One of this year's Zoology graduates, Kate Statham (pictured with a female Whiptail lizard), is now indulging her passion for lizards (she did a project on behaviour of the Leopard gecko) on the Island of St Lucia. Island reptiles show many interesting adaptations to their local circumstances and such animals actually have found it easier to reach some remote oceanic island localities than small mammals (they can switch down their metabolism or travel as eggs).
Saturday, 13 September 2008
The early mist in Loughor visualised all the Garden spider (Araneus diademata) webs.
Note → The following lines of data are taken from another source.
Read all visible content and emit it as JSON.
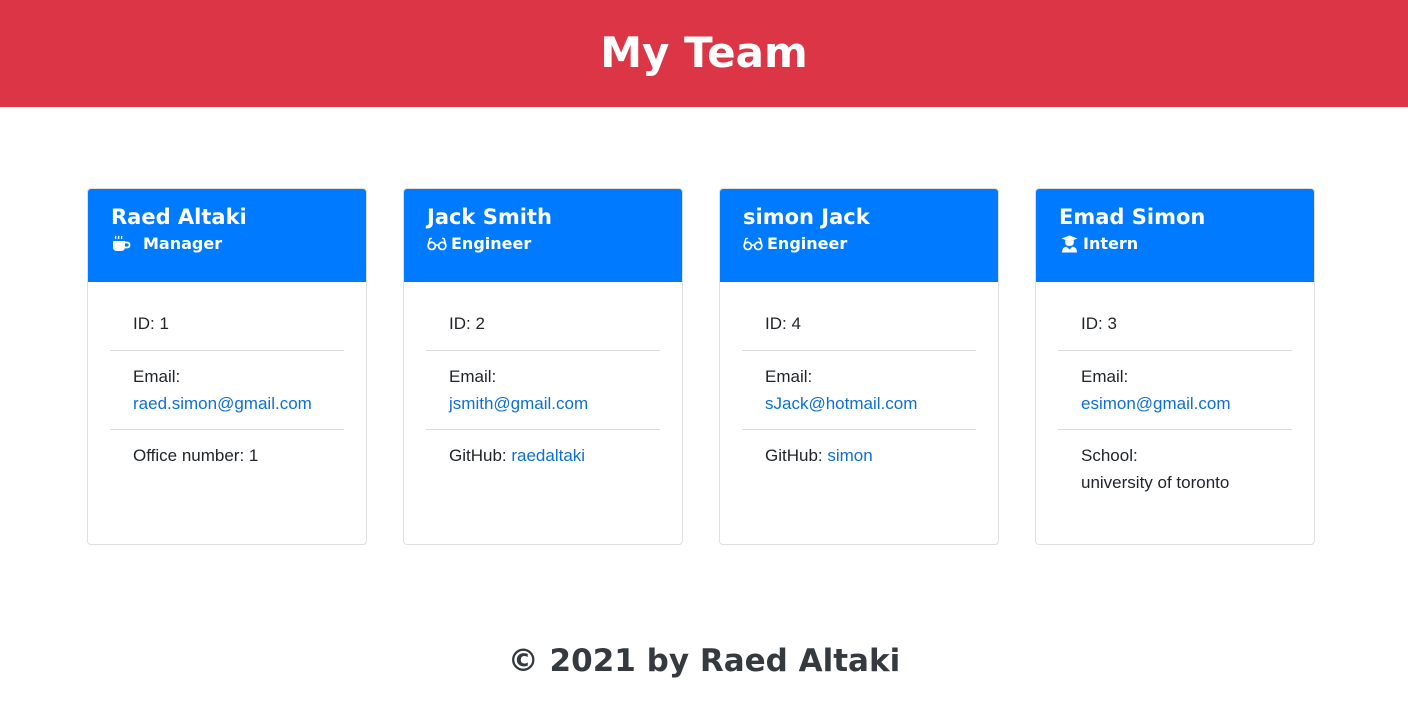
{
  "header": {
    "title": "My Team"
  },
  "colors": {
    "header_bg": "#dc3545",
    "card_header_bg": "#007bff",
    "link": "#0d6fd8"
  },
  "cards": [
    {
      "name": "Raed Altaki",
      "role": "Manager",
      "role_icon": "coffee-icon",
      "id_text": "ID: 1",
      "email_label": "Email:",
      "email": "raed.simon@gmail.com",
      "extra_label": "Office number: 1"
    },
    {
      "name": "Jack Smith",
      "role": "Engineer",
      "role_icon": "glasses-icon",
      "id_text": "ID: 2",
      "email_label": "Email:",
      "email": "jsmith@gmail.com",
      "extra_label": "GitHub: ",
      "extra_link": "raedaltaki"
    },
    {
      "name": "simon Jack",
      "role": "Engineer",
      "role_icon": "glasses-icon",
      "id_text": "ID: 4",
      "email_label": "Email:",
      "email": "sJack@hotmail.com",
      "extra_label": "GitHub: ",
      "extra_link": "simon"
    },
    {
      "name": "Emad Simon",
      "role": "Intern",
      "role_icon": "graduate-icon",
      "id_text": "ID: 3",
      "email_label": "Email:",
      "email": "esimon@gmail.com",
      "extra_label": "School:",
      "extra_value": "university of toronto"
    }
  ],
  "footer": {
    "text": "© 2021 by Raed Altaki"
  }
}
At the National Botanical Gardens Wales, the Autumn saffron (Colchicum autumnale) with its medical function was much in evidence. There was also a display of mighty vegetables (including carrots and leeks) and a bunch of insects were 'making hay' (especially on Ivy flowers- also the case in Bynea) in the late sunshine. The insects included the Honey bee (Apis mellifera), the Common wasp (Vespa vulgaris), the Yellow dungfly (Scatophagia stercoraria) and the fly Polietes lardaria. There were a whole bunch of hoverflies including Eristalis tenax, Helophilus pendulus and Melanostoma scalare. A male diving beetle (Acillus sulcatus) missed a small water body.
Friday, 12 September 2008
In Swansea, the rain has ceased, momentarily? Pencilled cranesbill (Geranium versicolor), alien Canadian golden rod (Solidago canadensis), Red valerian (Centranthus ruber) and Pale toadflax (Linaria repens) were much in evidence. Sea holly (Eryngium maritimum) looked skeletal, Sea spurge (Euphorbia paralias) is rearing up again and Old man's beard (Clematis vitalba) is unfurlled. Burnet rose (Rosa pimpinellifolia) are hip and Sycamore (Acer pseudoplatanus) are on the wing. Not much insect life but an occassional Drone fly (Eristalis tenax) 'picked' at flowers whilst the oaks had galls. In Loughor, the Horse chestnut (Aesculus hippocastanum) has conkered.
It's somewhat worrying to read that nearly two thirds of meat plants in England, Northern Ireland and Wales have been in breach of...
A combination of night rain and day-time sun has resulted in more Bynea blooms. The Southern marsh orchid ( Dactylorhiza praetermissa...
A report has detailed how climate change is altering life in the warming seas around UK shores ( https://www.theguardian.com/environment...
More items from the moth trap in Loughor. A Hebrew character ( Orthosia gothica ); a Small angl...